───── Records provided

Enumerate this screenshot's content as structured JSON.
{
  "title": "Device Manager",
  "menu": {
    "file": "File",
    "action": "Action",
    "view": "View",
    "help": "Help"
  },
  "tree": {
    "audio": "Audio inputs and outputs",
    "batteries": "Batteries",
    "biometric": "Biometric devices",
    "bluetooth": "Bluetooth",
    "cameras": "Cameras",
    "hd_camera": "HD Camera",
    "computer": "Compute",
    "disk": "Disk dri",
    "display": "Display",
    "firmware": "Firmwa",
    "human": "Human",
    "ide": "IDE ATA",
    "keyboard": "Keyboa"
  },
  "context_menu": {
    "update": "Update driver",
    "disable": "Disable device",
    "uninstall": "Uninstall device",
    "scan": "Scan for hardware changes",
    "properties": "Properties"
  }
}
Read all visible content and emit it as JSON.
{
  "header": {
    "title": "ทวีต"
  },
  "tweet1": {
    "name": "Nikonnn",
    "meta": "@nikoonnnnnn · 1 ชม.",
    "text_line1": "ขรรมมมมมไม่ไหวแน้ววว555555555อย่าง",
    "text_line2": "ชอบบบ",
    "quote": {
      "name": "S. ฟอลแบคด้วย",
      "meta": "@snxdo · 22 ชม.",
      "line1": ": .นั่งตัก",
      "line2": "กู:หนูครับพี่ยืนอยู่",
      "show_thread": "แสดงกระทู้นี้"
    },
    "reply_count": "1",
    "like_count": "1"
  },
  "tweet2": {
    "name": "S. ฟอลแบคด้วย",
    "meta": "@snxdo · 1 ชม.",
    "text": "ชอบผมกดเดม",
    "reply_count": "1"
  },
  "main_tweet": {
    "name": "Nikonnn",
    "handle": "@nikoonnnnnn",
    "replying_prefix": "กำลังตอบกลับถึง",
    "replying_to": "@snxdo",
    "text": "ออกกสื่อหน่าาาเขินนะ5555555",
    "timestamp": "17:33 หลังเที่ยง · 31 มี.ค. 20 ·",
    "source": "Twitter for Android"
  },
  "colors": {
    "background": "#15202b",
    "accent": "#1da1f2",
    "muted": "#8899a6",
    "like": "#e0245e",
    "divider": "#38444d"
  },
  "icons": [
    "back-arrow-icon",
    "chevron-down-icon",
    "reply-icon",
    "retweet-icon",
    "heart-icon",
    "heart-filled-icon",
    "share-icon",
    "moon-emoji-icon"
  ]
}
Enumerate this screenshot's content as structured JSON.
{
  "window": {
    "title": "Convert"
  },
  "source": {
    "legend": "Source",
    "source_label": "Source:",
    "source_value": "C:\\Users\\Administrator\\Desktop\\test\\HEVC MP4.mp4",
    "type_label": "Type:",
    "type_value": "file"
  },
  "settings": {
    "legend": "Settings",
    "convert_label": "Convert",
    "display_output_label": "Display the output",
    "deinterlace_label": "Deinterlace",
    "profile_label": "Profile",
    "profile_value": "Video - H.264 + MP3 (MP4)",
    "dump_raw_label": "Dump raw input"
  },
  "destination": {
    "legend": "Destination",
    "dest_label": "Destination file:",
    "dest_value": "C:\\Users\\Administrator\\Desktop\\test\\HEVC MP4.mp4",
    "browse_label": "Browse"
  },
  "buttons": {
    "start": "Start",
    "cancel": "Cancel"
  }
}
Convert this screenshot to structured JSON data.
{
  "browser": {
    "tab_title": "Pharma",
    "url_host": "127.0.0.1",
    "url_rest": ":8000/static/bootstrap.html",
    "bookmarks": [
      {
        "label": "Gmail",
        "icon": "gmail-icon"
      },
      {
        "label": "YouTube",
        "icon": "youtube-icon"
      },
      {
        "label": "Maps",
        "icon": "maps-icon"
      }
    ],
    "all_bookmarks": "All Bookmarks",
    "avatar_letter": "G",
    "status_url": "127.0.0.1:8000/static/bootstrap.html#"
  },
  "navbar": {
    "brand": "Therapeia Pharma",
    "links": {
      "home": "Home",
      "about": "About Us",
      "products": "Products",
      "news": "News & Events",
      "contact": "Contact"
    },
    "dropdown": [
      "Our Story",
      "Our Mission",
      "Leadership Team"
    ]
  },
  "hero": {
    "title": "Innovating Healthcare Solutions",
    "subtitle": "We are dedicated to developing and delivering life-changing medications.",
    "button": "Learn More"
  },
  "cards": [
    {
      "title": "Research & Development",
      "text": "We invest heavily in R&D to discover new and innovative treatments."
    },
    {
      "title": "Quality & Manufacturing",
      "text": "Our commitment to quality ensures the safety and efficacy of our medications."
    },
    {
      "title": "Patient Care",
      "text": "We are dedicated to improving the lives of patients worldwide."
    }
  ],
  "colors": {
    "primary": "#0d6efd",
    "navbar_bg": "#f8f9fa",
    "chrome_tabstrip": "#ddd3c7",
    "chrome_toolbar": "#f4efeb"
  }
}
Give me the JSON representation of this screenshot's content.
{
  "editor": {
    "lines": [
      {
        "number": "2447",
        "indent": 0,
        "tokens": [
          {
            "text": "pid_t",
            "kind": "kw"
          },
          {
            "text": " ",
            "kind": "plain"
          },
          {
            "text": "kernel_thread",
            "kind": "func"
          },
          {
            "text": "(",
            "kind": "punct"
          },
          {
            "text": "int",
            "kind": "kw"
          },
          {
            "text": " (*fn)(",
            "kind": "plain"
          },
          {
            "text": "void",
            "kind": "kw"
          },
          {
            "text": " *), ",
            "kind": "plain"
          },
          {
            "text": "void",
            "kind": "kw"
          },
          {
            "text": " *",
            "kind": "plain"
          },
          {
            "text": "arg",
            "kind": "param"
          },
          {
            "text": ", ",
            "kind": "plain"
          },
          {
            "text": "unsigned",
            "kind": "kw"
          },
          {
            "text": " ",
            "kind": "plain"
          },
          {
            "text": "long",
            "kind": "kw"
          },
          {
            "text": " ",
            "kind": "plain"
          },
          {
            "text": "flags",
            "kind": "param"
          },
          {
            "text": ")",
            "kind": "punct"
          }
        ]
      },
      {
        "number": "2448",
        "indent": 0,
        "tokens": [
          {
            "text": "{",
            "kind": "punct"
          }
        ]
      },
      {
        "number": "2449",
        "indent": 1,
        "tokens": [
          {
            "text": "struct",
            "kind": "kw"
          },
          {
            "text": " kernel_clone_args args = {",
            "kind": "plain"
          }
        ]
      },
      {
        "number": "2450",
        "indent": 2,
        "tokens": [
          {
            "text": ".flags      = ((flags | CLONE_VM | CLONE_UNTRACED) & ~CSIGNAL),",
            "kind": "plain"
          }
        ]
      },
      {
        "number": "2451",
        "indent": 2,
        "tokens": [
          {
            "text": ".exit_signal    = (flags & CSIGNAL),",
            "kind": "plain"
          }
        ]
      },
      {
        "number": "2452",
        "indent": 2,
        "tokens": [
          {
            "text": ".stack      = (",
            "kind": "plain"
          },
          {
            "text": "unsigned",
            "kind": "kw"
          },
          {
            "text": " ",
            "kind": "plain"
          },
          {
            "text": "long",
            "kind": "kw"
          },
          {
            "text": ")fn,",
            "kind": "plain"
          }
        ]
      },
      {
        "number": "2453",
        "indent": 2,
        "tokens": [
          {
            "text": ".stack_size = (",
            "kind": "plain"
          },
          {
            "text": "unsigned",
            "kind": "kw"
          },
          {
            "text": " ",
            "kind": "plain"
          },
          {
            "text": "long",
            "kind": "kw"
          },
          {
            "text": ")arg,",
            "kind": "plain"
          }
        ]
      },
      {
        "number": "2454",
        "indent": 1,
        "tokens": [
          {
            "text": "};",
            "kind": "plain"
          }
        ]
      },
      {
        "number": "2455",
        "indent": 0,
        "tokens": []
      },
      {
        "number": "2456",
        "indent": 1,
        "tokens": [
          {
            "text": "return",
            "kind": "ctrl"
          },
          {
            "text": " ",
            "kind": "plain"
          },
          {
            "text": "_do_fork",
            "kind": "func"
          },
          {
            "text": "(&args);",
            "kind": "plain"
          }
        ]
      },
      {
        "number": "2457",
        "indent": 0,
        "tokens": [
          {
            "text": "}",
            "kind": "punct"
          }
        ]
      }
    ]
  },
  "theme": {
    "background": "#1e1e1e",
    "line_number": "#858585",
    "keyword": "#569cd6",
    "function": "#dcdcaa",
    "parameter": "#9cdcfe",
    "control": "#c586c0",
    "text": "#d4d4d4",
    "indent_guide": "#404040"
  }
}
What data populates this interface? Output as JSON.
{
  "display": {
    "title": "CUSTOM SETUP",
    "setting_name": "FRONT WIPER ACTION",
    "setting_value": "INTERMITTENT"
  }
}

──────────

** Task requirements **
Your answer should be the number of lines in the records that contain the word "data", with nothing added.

** Reply **
2